◆ Assignment ◆
For every line below, set down an identical copy.

◆ Task input ◆
+++

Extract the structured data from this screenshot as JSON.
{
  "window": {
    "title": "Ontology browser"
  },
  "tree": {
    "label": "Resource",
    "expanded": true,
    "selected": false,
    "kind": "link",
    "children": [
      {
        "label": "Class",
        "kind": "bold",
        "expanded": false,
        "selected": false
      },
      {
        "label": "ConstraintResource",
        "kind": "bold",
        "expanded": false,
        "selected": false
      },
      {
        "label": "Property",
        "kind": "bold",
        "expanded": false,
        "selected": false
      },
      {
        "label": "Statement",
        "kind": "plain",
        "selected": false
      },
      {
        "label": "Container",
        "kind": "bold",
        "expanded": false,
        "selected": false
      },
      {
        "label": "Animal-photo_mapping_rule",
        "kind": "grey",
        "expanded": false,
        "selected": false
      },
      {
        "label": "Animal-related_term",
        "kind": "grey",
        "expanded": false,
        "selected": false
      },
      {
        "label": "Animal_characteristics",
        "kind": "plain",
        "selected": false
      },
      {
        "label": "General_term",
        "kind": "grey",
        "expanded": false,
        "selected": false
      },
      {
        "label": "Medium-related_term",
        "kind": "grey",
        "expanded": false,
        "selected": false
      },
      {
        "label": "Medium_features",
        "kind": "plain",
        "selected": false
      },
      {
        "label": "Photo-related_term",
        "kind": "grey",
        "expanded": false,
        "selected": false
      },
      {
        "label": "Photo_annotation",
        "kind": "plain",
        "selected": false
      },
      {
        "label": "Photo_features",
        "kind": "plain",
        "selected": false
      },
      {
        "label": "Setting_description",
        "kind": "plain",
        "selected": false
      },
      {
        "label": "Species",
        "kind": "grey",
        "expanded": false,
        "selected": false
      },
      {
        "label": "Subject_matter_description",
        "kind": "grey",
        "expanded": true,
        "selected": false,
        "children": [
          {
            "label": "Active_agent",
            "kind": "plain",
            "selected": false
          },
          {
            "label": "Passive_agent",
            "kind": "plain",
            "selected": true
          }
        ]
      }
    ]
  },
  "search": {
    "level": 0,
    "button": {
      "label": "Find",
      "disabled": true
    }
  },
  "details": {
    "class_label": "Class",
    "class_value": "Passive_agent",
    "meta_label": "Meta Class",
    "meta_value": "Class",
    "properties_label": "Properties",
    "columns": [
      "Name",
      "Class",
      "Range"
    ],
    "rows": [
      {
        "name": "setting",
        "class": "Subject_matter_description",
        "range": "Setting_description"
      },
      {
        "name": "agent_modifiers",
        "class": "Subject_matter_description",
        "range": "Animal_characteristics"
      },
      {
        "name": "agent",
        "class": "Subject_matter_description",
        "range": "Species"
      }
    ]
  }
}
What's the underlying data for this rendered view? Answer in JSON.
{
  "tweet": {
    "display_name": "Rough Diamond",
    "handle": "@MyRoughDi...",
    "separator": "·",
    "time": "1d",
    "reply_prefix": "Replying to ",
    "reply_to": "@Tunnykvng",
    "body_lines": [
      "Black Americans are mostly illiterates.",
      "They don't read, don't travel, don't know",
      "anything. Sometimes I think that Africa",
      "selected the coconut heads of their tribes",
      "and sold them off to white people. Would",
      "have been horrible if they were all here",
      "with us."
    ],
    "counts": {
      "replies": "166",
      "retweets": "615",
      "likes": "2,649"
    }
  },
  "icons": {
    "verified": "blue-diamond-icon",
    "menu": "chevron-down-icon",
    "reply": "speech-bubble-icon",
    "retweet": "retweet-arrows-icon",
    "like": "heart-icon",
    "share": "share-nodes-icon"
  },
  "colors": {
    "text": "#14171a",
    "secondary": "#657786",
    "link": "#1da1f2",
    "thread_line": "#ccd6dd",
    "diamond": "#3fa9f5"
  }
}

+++

◆ Response area ◆
Extract the structured data from this screenshot as JSON.
{
  "window": {
    "title": "Ontology browser"
  },
  "tree": {
    "label": "Resource",
    "expanded": true,
    "selected": false,
    "kind": "link",
    "children": [
      {
        "label": "Class",
        "kind": "bold",
        "expanded": false,
        "selected": false
      },
      {
        "label": "ConstraintResource",
        "kind": "bold",
        "expanded": false,
        "selected": false
      },
      {
        "label": "Property",
        "kind": "bold",
        "expanded": false,
        "selected": false
      },
      {
        "label": "Statement",
        "kind": "plain",
        "selected": false
      },
      {
        "label": "Container",
        "kind": "bold",
        "expanded": false,
        "selected": false
      },
      {
        "label": "Animal-photo_mapping_rule",
        "kind": "grey",
        "expanded": false,
        "selected": false
      },
      {
        "label": "Animal-related_term",
        "kind": "grey",
        "expanded": false,
        "selected": false
      },
      {
        "label": "Animal_characteristics",
        "kind": "plain",
        "selected": false
      },
      {
        "label": "General_term",
        "kind": "grey",
        "expanded": false,
        "selected": false
      },
      {
        "label": "Medium-related_term",
        "kind": "grey",
        "expanded": false,
        "selected": false
      },
      {
        "label": "Medium_features",
        "kind": "plain",
        "selected": false
      },
      {
        "label": "Photo-related_term",
        "kind": "grey",
        "expanded": false,
        "selected": false
      },
      {
        "label": "Photo_annotation",
        "kind": "plain",
        "selected": false
      },
      {
        "label": "Photo_features",
        "kind": "plain",
        "selected": false
      },
      {
        "label": "Setting_description",
        "kind": "plain",
        "selected": false
      },
      {
        "label": "Species",
        "kind": "grey",
        "expanded": false,
        "selected": false
      },
      {
        "label": "Subject_matter_description",
        "kind": "grey",
        "expanded": true,
        "selected": false,
        "children": [
          {
            "label": "Active_agent",
            "kind": "plain",
            "selected": false
          },
          {
            "label": "Passive_agent",
            "kind": "plain",
            "selected": true
          }
        ]
      }
    ]
  },
  "search": {
    "level": 0,
    "button": {
      "label": "Find",
      "disabled": true
    }
  },
  "details": {
    "class_label": "Class",
    "class_value": "Passive_agent",
    "meta_label": "Meta Class",
    "meta_value": "Class",
    "properties_label": "Properties",
    "columns": [
      "Name",
      "Class",
      "Range"
    ],
    "rows": [
      {
        "name": "setting",
        "class": "Subject_matter_description",
        "range": "Setting_description"
      },
      {
        "name": "agent_modifiers",
        "class": "Subject_matter_description",
        "range": "Animal_characteristics"
      },
      {
        "name": "agent",
        "class": "Subject_matter_description",
        "range": "Species"
      }
    ]
  }
}
What's the underlying data for this rendered view? Answer in JSON.
{
  "tweet": {
    "display_name": "Rough Diamond",
    "handle": "@MyRoughDi...",
    "separator": "·",
    "time": "1d",
    "reply_prefix": "Replying to ",
    "reply_to": "@Tunnykvng",
    "body_lines": [
      "Black Americans are mostly illiterates.",
      "They don't read, don't travel, don't know",
      "anything. Sometimes I think that Africa",
      "selected the coconut heads of their tribes",
      "and sold them off to white people. Would",
      "have been horrible if they were all here",
      "with us."
    ],
    "counts": {
      "replies": "166",
      "retweets": "615",
      "likes": "2,649"
    }
  },
  "icons": {
    "verified": "blue-diamond-icon",
    "menu": "chevron-down-icon",
    "reply": "speech-bubble-icon",
    "retweet": "retweet-arrows-icon",
    "like": "heart-icon",
    "share": "share-nodes-icon"
  },
  "colors": {
    "text": "#14171a",
    "secondary": "#657786",
    "link": "#1da1f2",
    "thread_line": "#ccd6dd",
    "diamond": "#3fa9f5"
  }
}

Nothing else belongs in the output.